Travelling for 20 hours from Trondheim to Tokyo, added with load of works I had done 6 hours before I woke up, continued with packing of what to bring for my long stay in Tokyo, really pushed my endurance to the limit. I had lack of sleep, less food resulting increase of temperature within my body. I did hope to not fall sick during this period and after I arrived at Tokyo.
This time I had to pass three different immigration processes. One was at Copenhagen airport since I was about to leave Europe to Asia, second was at Shanghai Pudong airport where the purpose was to take out my checked-in baggage (it was considered as leaving the airport) and then re-check it in again and the last one was in Narita airport, my last stop of flight. The immigration process (or queuing) was quite slow in Copenhagen, but when it was compared with Shanghai Pudong, the process in Copenhagen was relatively fast. Surprisingly, I did not expect too much in Narita. There were lot of foreigners on the plane flying us from Shanghai to Narita. I thought it would had gone in the same pace as it was in Shanghai Pudong airport.But the fact did not tell like that. I believed that the immigration process in Narita was the fastest I have ever encountered.
The only difference that I felt was how active the immigration staffs were. Ok, I was relieved. Out of immigration, I took my checked-in baggage, another worries came over my head: choosing train from the Narita airport all the way to the place where I am planning to stay. Ok ok, I got the information about the train I had to take from http://www.hyperdia.com/en and http://www.transit.yahoo.co.jp, but still, it was piece of papers. It was an enormous feeling when I saw ticket machines standing here and there which languages I knew very little. After taking out money from ATM, since the exchange rate is much better than money changer, I went to the counter to buy train ticket. I was planning to get passmo with my name registered on it, but I cancelled it because I did not have my Japanese mobile number. I had a bit of struggle to understand the staff whom I asked from but fortunately, I finally got my ticket 🙂
Anyhow, my Norwegian phone number was useless in here and fortunately enough get Wifi coverage to send my confirmation arrival and the approximate time of my train to reach there to the staff of that shared house. The problem was, I was already inside the train station located in the basement of Narita airport, which the signal was very low.
Now, catching the train. I was completely no idea how to read the direction for transiting between stations. In every station, I always asked somebody to make sure that I took the correct train. I told myself not to fall asleep at the moment where I was waiting for the upcoming station. Finally, I arrived at the last transit station, however I had to go out from that station because of different train company operating that line. Going out itself was a problem. I did not know that I had to insert my ticket to the check-out machine, but instead putting it in the fare adjustment machine lol.

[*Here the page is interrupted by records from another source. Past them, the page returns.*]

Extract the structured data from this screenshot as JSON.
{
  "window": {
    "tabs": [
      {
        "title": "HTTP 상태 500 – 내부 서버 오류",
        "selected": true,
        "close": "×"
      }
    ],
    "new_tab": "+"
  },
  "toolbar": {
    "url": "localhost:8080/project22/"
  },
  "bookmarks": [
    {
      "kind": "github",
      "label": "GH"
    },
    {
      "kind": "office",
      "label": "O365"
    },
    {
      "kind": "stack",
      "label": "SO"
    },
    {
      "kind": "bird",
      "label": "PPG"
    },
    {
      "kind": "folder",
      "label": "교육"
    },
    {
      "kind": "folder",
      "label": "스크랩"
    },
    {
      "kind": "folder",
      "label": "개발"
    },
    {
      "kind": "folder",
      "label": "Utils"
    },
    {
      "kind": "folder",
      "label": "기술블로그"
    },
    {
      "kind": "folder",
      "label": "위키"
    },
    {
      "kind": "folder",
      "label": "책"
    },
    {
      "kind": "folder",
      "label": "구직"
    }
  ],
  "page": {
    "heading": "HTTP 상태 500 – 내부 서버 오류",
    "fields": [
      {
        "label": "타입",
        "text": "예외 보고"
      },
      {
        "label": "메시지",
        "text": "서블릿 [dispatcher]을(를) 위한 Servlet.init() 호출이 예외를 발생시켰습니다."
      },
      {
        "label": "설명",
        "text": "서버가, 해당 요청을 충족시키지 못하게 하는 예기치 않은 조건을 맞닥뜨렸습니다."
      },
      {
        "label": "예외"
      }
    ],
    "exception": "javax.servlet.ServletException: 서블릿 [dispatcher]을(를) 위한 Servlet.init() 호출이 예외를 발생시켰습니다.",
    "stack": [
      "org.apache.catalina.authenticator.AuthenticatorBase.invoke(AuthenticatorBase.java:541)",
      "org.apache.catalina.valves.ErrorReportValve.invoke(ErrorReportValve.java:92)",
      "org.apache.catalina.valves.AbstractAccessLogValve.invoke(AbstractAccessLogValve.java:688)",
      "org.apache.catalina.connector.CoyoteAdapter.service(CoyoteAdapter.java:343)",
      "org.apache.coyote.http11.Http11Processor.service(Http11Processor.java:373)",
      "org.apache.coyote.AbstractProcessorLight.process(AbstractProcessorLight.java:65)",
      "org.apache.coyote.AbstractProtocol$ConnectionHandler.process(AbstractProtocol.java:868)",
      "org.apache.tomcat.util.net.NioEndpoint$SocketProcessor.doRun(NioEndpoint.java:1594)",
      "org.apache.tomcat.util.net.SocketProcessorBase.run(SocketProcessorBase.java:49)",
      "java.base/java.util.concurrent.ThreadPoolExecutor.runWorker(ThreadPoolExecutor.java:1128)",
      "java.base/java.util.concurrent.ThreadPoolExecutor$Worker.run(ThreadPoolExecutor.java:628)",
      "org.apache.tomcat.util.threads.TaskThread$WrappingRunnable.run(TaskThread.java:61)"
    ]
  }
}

Finally, out of the station. After 15 min or so looking for the designated station, by the helped of one guy (he was distributing free tissue with an advertisement in it, which I thought night club), finally I found the direction. To reach there, I had to take my luggage, lifted it up to the fourth floors..
I need a new ticket for this one. I did not know where the “English” option in that particular ticket machine. Bit panic since I was late already from the planned time, I looked toward to 3 old ladies (about their 50’s) and asked their help with stupid hand gesture. I did not know what kind of face I showed to them, explaining in broken Japanese and simple English did not guarantee them to catch my message, but they tried their best to understand and help me. I asked whether I was in the correct train station and which ticket should I buy. To my surprise, they gave me 100 Yen to buy 200 Yen ticket (another 100 Yen was from me). I actually had 500 Yen that time, but they were not pretty sure whether it gave the change. One of them said it was a “puresento=present”. We had short chat, like where I come from, what I will be doing in Tokyo and where the university is. The funny thing was, I replied some time in Norwegian, like “nei” or “takk” lol. Once again, they explained to me the number of stations that I would be passing before reaching my destination. Just to make things more clear (in term of language), they told me as well their station where they had to stop together with the number of stations they would be passing. “Wakaru? wakaru” “Do you understand? do you understand?”
In the end, they said, “ganbattene”, meaning “please keep your spirit”.
I was really thanksful for that moment. Then I said thank you to them, and continued to check-in counter. The train finally was able to bring me to the place I am living in here, now. The first day I arrived in Japan was really interesting. I wonder what will encounter me tomorrow?